Your goal.
Show all the lines in the data below that include the word "name".

(Supplied entries begins)

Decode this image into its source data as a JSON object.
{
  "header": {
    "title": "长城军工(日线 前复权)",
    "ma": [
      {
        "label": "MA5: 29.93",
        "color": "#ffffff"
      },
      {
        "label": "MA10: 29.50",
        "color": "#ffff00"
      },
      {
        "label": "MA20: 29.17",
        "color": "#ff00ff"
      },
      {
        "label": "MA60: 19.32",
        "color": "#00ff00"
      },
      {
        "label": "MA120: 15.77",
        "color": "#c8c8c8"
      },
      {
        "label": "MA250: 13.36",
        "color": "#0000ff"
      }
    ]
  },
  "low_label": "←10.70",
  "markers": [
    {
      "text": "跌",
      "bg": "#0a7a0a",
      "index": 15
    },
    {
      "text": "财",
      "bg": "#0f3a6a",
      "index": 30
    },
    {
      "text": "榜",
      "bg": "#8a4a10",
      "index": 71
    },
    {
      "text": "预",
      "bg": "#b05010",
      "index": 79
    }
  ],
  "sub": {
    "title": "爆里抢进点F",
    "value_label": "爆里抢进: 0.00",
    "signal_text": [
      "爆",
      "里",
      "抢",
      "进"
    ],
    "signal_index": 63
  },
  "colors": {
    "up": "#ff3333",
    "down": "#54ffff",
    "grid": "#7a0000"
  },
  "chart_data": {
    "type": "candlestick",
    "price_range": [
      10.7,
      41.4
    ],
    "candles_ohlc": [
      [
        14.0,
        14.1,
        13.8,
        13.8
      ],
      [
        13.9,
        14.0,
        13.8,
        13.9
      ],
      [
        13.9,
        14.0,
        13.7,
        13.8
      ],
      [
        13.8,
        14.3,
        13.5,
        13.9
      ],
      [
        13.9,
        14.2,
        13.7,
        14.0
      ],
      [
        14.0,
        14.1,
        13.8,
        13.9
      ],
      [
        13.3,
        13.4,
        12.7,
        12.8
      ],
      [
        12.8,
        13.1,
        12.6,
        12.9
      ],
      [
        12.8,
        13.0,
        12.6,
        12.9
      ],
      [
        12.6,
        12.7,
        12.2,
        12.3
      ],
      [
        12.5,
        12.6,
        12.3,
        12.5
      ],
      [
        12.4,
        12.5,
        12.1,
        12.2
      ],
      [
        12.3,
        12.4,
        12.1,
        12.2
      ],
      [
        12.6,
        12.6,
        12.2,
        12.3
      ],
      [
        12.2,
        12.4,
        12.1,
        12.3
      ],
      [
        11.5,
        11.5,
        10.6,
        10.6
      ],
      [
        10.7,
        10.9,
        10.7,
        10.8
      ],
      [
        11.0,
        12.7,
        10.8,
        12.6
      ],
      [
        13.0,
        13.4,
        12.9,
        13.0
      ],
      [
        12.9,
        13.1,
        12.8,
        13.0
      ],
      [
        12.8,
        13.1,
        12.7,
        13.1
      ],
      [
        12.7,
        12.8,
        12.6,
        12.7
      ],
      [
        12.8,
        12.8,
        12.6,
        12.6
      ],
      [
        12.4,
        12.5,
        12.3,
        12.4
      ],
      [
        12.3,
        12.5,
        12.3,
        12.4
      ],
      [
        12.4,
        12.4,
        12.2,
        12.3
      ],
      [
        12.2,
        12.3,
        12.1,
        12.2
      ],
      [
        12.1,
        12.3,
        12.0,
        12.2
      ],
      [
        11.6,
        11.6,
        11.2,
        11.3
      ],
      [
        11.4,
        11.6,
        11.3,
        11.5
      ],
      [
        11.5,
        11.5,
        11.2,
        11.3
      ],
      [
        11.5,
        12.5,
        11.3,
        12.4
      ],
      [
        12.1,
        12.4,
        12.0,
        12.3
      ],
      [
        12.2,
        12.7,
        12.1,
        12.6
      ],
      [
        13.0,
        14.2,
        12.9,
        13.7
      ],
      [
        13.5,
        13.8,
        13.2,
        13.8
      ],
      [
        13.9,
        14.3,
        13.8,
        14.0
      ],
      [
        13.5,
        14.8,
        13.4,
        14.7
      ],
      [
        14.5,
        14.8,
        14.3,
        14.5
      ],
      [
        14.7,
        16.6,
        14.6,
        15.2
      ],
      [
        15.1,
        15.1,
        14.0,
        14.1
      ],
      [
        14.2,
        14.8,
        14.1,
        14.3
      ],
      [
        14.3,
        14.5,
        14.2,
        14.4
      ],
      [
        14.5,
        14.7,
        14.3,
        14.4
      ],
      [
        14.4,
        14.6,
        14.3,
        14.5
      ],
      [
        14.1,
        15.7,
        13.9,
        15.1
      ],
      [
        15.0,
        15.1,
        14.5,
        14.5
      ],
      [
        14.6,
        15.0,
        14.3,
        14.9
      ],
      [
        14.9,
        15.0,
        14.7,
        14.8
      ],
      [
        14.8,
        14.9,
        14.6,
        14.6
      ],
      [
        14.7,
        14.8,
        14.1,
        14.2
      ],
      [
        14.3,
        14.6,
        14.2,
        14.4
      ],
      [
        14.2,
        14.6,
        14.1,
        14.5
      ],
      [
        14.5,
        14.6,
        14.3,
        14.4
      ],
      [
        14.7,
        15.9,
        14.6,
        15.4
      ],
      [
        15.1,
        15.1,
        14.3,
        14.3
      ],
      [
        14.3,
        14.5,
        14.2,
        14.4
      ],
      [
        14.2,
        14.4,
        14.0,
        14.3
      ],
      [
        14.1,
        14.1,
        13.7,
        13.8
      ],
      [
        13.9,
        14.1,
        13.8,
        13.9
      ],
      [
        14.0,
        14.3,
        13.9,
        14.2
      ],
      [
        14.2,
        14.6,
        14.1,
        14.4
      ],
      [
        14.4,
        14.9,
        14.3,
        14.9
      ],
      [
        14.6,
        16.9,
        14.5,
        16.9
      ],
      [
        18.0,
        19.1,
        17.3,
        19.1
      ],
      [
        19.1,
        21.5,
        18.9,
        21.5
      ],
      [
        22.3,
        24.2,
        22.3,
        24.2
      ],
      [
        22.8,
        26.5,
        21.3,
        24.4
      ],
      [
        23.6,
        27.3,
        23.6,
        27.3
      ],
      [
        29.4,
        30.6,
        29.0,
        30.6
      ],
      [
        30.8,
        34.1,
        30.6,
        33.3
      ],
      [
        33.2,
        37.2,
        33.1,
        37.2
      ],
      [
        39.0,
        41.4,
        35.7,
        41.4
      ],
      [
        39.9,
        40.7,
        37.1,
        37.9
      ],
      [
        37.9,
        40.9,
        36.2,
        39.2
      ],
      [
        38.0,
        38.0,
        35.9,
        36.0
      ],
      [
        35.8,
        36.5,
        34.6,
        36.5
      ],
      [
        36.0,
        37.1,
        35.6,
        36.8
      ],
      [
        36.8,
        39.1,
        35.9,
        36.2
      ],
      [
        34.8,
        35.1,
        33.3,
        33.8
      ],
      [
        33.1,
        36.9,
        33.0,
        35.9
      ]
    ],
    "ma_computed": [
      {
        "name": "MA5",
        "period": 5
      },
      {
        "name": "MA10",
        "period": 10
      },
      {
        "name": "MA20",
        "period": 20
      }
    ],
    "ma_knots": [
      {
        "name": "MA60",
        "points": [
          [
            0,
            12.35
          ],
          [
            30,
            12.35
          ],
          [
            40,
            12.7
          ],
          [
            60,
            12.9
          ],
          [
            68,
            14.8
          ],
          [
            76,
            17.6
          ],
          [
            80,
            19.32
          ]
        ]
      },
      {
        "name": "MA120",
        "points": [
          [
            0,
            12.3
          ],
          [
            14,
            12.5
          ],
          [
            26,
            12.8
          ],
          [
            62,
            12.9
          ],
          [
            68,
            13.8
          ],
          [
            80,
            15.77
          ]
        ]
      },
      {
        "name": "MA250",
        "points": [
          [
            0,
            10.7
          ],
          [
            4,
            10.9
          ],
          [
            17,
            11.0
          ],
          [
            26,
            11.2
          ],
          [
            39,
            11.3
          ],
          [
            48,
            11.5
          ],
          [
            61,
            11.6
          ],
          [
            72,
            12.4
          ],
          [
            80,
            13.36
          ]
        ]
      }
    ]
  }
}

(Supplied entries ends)

Result of this exercise.
        "name": "MA5",
        "name": "MA10",
        "name": "MA20",
        "name": "MA60",
        "name": "MA120",
        "name": "MA250",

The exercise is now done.